Carnegie Mellon University
March 04, 2019

Musicologist Celebrates Indigenous Stories Through Sights and Sounds

By Haley Nordeen

Emily Rybinski-Benish
  • School of Music
Pam Wigley
  • College of Fine Arts
  • 412-268-1047

Carnegie Mellon University Assistant Professor of Musicology Alexa Woloshyn is at the beginning of a three-year project looking to understand the history and future of indigenous peoples in the Pittsburgh region.

Her interdisciplinary project, "Decolonized Futures," integrates Indigenous futurist storytelling with decolonization and analyzes settler colonialist narratives. Through various media it also creates interdisciplinary narratives to envision potential decolonized futures. The project is centered in Pittsburgh, which has historically included the Haudenosaunee, Shawnee, Lenape, and Mingo nations.

Woloshyn said she is eager to explore these themes with the broader CMU community.

"I spend all of my time thinking about these things, but I would love to be talking about these things with colleagues and students," she said.

"Decolonized Futures" was chosen for the Narrative Initiative by CMU's Center for Arts and Society. The initiative centers on the idea that all aspects of human expression and production are embedded with stories, and that the narrative arch has become a frame for understanding nearly everything about contemporary life.

Alexa Woloshyn

In her research and teaching, Woloshyn focuses on indigenous worldviews and cosmologies, such as in her CMU classes "North American Indigenous Music," "Contemporary Soundscapes," and "World Music."

"Play what you want to play, love what you want to love, but we all need to be much more aware of why we think what we think, why we think this is good music, and why we know these stories and not others," Woloshyn said.

Originally from Saskatchewan, Canada (Treaty 6 territory and the homeland of the Métis), Woloshyn joined Carnegie Mellon's School of Music faculty in 2016. Her research focuses on how electronic, physiological and sociocultural technologies mediate the creation and consumption of musical practices in art and popular musics.

She examines Indigenous musicians' use of mediating technologies to construct and question notions of 'modern' Indigeneity, with artists such as Tanya Tagaq and A Tribe Called Red.

Last year, students in her "North American Indigenous Music" seminar enjoyed a videochat with Chickasaw composer Jerod Impichchaachaaha' Tate so much, that it spurred the first event of "Decolonized Futures:" inviting Tate to CMU last November.

As part of his visit, the Carnegie Mellon Contemporary Ensemble performed Tate's composition, "Shakamaxon," which is named for the historic Lenape village that bordered Philadelphia. Tate described the piece as an imaginary encounter between the past and the present - the Lenape who lived in Shakamaxon and himself.

On March 2, a second event took place: "Sharing our Stories" included members of the Council of Three Rivers American Indian Center, Pitt social work student and artist Morgan Overton, and a member of the East Coast Two Spirit Society, each one representing diverse perspectives as Cherokee, Tuscarora, Shinnecock, Mohawk and Seminole people.
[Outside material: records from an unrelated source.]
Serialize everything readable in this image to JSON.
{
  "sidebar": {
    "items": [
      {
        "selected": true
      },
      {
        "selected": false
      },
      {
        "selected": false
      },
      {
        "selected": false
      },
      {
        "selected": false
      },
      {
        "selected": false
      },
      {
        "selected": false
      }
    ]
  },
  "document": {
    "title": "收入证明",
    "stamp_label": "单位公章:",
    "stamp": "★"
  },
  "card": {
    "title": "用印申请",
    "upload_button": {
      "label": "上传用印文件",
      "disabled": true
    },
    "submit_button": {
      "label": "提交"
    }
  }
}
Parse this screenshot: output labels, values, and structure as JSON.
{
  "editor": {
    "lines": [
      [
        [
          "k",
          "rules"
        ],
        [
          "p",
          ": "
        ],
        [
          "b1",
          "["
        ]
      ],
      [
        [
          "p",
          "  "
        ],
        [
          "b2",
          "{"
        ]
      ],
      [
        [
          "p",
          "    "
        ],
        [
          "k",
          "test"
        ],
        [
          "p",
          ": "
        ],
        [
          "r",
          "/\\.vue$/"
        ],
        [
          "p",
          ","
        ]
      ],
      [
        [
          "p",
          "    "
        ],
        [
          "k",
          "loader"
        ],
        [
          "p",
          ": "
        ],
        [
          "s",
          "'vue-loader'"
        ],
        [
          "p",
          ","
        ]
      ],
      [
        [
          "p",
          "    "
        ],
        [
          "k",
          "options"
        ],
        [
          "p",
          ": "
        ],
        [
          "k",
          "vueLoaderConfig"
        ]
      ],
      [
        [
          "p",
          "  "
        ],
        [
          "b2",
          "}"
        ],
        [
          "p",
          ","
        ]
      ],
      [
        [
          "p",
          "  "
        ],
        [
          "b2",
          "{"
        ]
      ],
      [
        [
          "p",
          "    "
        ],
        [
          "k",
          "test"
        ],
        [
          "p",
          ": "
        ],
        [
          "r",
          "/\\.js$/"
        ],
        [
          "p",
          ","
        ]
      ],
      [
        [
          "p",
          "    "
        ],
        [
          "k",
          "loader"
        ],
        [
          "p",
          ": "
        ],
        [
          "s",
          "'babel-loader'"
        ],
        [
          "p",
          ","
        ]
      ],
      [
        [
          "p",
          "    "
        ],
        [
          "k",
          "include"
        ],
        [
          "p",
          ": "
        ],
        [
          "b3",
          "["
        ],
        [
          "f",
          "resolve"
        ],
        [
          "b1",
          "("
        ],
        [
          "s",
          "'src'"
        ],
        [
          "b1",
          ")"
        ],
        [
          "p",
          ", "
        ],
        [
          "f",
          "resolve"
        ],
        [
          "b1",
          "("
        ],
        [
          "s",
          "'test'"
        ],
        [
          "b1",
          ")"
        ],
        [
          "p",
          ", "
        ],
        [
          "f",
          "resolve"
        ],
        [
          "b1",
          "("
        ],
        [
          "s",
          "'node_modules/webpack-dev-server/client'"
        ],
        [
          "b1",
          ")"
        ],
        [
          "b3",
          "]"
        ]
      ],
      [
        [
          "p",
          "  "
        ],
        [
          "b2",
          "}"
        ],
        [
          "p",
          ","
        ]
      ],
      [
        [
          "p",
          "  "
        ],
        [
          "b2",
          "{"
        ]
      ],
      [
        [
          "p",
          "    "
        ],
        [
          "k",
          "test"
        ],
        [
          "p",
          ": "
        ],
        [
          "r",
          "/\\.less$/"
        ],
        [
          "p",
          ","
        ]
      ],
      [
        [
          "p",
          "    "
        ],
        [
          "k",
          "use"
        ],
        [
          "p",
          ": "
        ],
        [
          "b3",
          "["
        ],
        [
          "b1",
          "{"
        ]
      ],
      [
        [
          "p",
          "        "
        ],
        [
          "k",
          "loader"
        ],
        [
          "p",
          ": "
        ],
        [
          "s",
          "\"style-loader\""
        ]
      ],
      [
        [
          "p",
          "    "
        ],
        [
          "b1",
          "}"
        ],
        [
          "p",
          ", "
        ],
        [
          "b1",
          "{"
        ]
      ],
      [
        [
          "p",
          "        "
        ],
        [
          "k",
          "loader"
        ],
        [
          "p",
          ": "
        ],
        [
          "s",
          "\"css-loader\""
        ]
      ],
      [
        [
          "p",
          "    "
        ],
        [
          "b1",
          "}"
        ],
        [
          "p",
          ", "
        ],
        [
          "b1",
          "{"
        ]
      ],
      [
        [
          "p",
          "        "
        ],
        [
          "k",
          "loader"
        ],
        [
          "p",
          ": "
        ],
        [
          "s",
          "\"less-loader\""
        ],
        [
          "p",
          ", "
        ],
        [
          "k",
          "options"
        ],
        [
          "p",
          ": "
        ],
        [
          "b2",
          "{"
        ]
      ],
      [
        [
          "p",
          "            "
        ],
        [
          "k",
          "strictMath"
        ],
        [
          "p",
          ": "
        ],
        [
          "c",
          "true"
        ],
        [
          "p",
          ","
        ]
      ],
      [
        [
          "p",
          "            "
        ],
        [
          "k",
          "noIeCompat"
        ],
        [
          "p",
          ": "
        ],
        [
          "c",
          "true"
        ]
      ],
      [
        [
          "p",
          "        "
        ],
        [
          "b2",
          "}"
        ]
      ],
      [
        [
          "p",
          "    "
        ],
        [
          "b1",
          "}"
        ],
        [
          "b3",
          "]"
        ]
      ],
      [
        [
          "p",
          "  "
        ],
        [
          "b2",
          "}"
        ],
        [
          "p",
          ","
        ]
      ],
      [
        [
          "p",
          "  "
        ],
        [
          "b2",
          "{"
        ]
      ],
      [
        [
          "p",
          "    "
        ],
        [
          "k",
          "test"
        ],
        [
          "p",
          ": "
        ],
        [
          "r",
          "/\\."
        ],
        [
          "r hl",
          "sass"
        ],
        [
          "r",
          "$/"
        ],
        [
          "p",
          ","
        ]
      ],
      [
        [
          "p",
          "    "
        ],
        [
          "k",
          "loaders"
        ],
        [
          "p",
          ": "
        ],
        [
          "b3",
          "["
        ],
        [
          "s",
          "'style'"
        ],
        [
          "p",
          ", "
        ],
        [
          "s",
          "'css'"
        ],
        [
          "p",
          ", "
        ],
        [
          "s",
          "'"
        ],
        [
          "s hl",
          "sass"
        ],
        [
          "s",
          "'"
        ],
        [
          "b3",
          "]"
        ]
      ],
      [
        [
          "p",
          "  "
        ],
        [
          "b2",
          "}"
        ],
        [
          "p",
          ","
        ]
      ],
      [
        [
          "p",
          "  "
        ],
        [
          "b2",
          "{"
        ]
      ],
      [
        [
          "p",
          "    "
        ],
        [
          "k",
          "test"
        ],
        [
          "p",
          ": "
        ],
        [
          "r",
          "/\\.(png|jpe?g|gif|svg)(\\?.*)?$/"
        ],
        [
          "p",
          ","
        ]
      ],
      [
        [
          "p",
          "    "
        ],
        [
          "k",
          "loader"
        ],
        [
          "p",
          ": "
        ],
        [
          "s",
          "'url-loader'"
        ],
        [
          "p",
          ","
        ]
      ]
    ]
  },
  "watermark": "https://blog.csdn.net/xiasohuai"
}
The gathering brought together nearly 50 people to the College of Fine Arts, where the panelists discussed community-building in Pittsburgh and elsewhere, as well as the importance of sharing through artistic practices such as beading, sewing, cooking, dancing, singing, and painting.

"It should feel natural that these musicians or knowledge keepers come to CMU, and they should feel welcome here," said Woloshyn, who is working to establish a stronger relationship between the university and the regional indigenous community.

Upcoming events in Woloshyn's project include a symposium this fall on settler colonialism, one the following year on decolonization, and many more visiting musicians and artists.

Students in her "Contemporary Soundscapes" class also will work on the project, developing a set of site-specific compositions. She plans to facilitate a soundwalk, a listening-focused journey through the city where at each stop a student composition connects people with indigenous histories of the place through sound.

To celebrate the project's conclusion in 2021, Woloshyn plans to commission a composer from a nation with a historical tie to the region - to be performed by School of Music students.